Pirates Pitcher From India Working Hard In Single-A
CHARLESTON, W. Va. (KDKA) — On any given game day at Appalachian Power Park, home to the West Virginia Power, the Single-A affiliate of the Pittsburgh Pirates, there in the outfield, shagging fly balls is 23-year-old Rinku Singh.
“Every time I walk out in the field,” Singh says, “it feels like I belong here like I’ve been playing baseball here my whole life.”
Only he hasn’t played baseball his whole life. In fact, up until four years ago the word “baseball” had never entered his vocabulary.
“I’d never ever heard of what baseball is,” he says. “Never even seen it on TV. Never heard of baseball.”
That’s because Rinku grew up in rural India.

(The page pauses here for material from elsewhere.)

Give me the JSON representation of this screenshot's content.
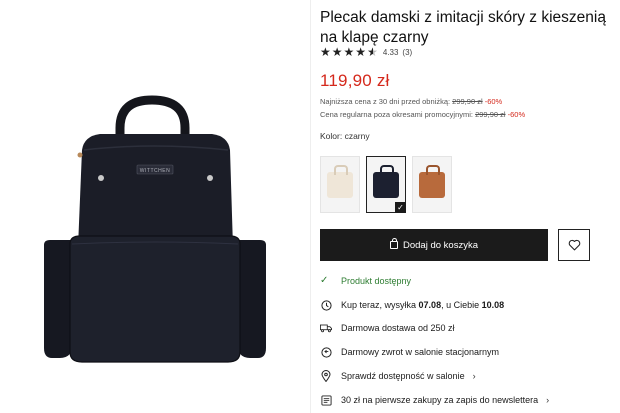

“Hard life,” he describes it. “Yeah, you can say that.”
The son of a truck driver, Rinku was a standout javelin thrower when a TV show changed his life forever.
“My javelin coach told me there’s a TV reality show called ‘Million Dollar Arm’,” Rinku remembers. “He said, ‘Why don’t you try out?’
“I said, ‘No, I don’t want to go hurt myself.’
“He said, ‘No just go and try.'”
Singh became a baseball player and won. He didn’t take home a million dollars, but did get $100,000 and a trip to America.
Along with runner up Dinesh Patel, the two worked out in front of pro baseball scouts. But only one team came calling – the Pittsburgh Pirates.
Many thought it was a joke.
“Yeah, to be honest, it was not real well received,” says Pirates General Manager Neal Huntington. “It was a publicity stunt, or it’s a marketing ploy. This opportunity came and we wanted to be the first organization to sign somebody out of India.”
Unable to speak English and unaware what a strikeout was, Rinku studied the game of baseball every minute of every day.
“That first time I had a strikeout,” he remembers, “I really couldn’t believe how much I was happy. People talk about strikeouts, I’m watching it on TV.”
“I’m impressed,” says his pitching coach in West Virginia Willie Glen. “To have only picked up a baseball four years ago, he’s come a long way pretty quickly.”
“To have no baseball at all,” he says, “to where he’s able to compete at Low-A level, and some scouts say he has a chance, is fascinating.”
As he pursues his newfound dream, halfway around the world from his home, Rinku hasn’t seen his parents in years.
“Mom and Dad have no idea what I’m doing here,” Rinku says. “No idea. Every time I talk to them all they just say: ‘Do not forget what you’re there for and where you’re coming from. Do not forget that.’”
So could this former javelin thrower from India one day play at PNC Park?
“We weren’t sure they were ever gonna make it to play baseball under the lights, let alone make it to the major leagues,” Huntington says, “and Rinku has made it under the lights. He’s having success. It’s a great story and it’s gonna be a lot of fun to see how far he can take it.”
“He’s into the realm of baseball stuff,” Glen says. “He’s got that down. He’s on his way somewhere.”
“I don’t know about the future,” Rinku says, “but I think if I’m gonna keep working hard at what I’m doing now, it’s not gonna take long time to get there. It’s all about work ethic and I believe in it.”